We set off again and spent part of the route riding through vineyards, apricot orchards, and picturesque villages way off the beaten track. It was wonderful to be so close to such well-tended and productive areas and to be able to admire the neat, narrow roadways through the villages, with beautiful houses painted in a variety of bright colours. Eventually we caught up with the rain we had been trying to avoid, getting the second most serious drenching of the trip, despite sheltering at a bus stop [which were also our friends] to let a heavy squall pass over.
We arrived, dripping, at Zwentendorf, the first of two possible campsites for today. It was small and had no washing machines, which meant it failed one of the vital criteria, and we left for Tulln. We continued through the rain with gritted teeth, but were rewarded with finding that the Tulln site was huge and had all the facilities a damp cyclist could wish for [washing machine, tumble dryer and restaurant].
We pitched damp tents in the rain and then sauntered over to the restaurant, looking forward to joining the obvious festive atmosphere that we could hear [live duo playing, laughter and conversation] and smell – the food, that is.
We were turned away. Nothing to do with our dishevelled, wet-through appearance, rather the fact that all the tables were taken for the rest of the evening. Out we trudged [cue mournful violin. . ] wet, tired, hungry, and clearly unloved, into the cold night air. We set off in what we thought was the direction given by the jolly waitress who had shown us the door, and further confirmation from a passer-by led us to the yacht club, which was far more welcoming, and served good beer and food in prodigious amounts.

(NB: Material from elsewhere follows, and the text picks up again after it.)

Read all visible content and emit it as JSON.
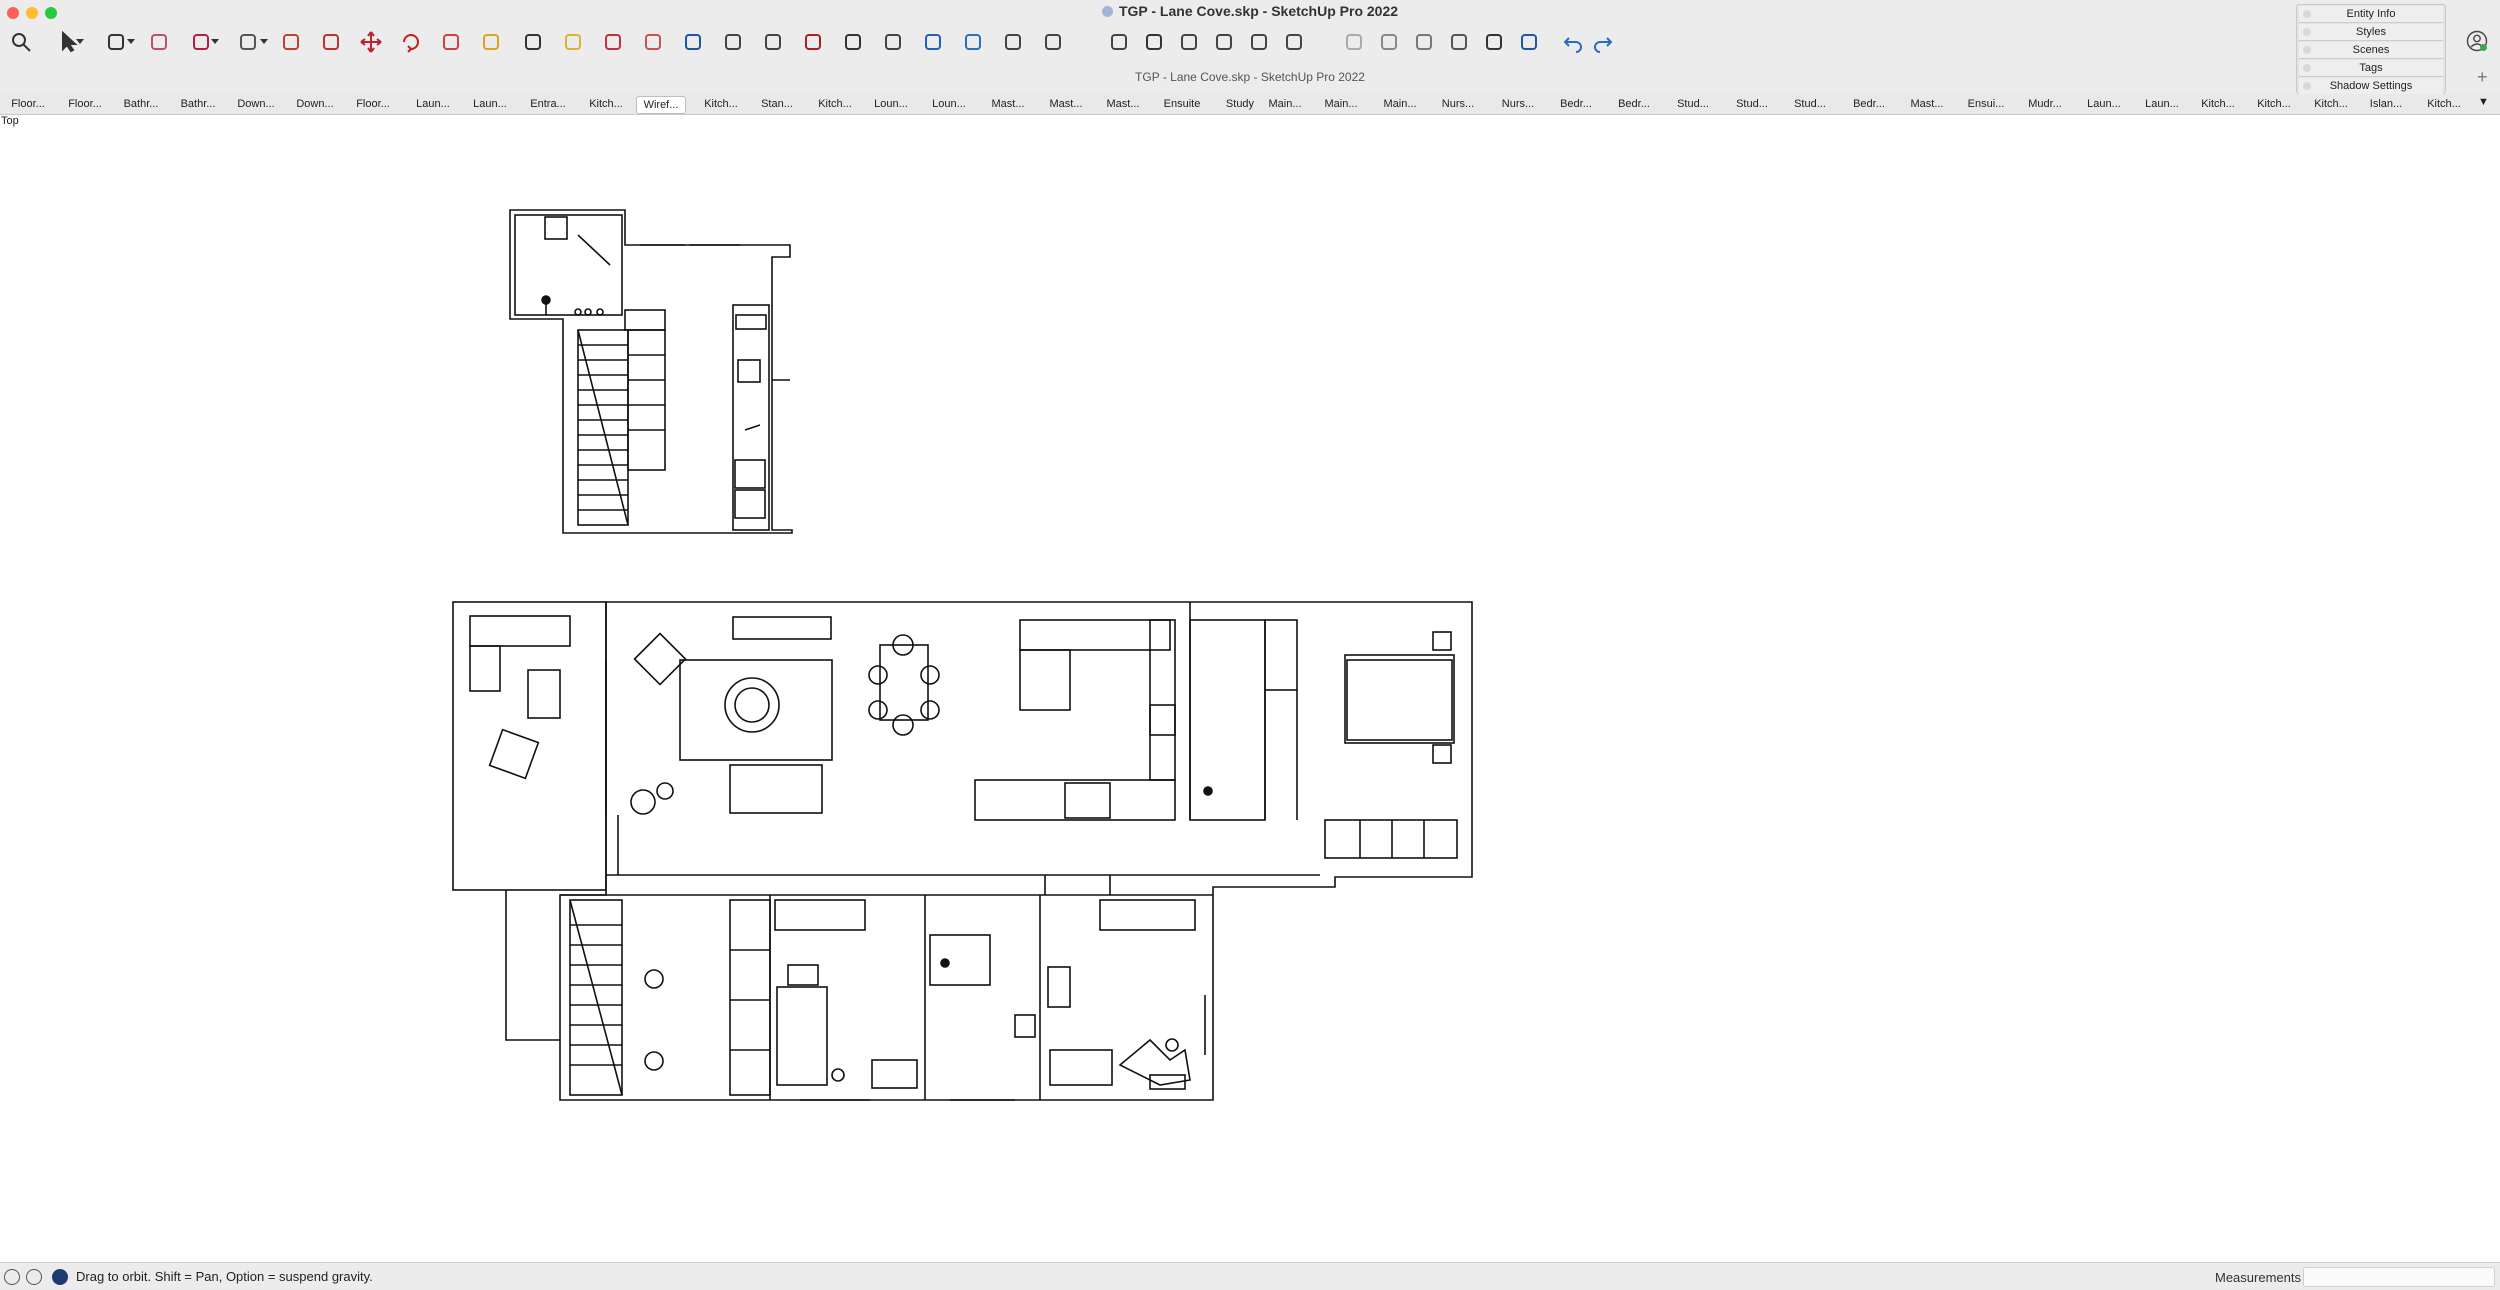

When we and our stomachs decided it was time to leave, we discovered it had started to rain again, heavy, persistent and inescapable as we walked the quarter mile back to the camp as briskly as we could. We scuttled into our tents as fast as we could, trying to keep the interior as dry as possible and then lay there listening to the rain hammering down on the tent for hours and hours and hours.
The abbey of Melk – more colourful than the sky
Who could have turned us away?
A few additional comments.......
A few additional comments.......
Fred does himself a disservice- his ability with German made all the difference. Without him I think I would still be trying to make myself understood. That being said, one of my abiding memories of the trip will be the look on the policeman's face when Fred marched in and declared, ' My friend has stolen a wallet!'
I felt bad about the time it was all taking, that I had to contact and bother Ant on her very last day at school, and that I had been stupid enough to have lost the wallet in the first place. Basically this just cast a bit of a shadow over the day. What did make it better was that after whoever had found the wallet, extracted the money and dropped it again, it was found and handed in by a Herr Fink from Vienna. We did send him a postcard thanking him for his honesty.
Fred mentioned the rain. Just after we had eaten at about half past two we passed another huge building on top of a hill- I took a photo of it and you can see how the rain had begun to move in, it then stayed like that for the next eighteen to twenty hours.
The start of a very wet afternoon, evening, night and morning.
One thing Fred didn't mention was that there was a cycling party of about forty French schoolchildren at the campsite- we were extremely pleased to find a spot some distance away from them because, even at a distance, we could hear them way into the night.
There had been better days.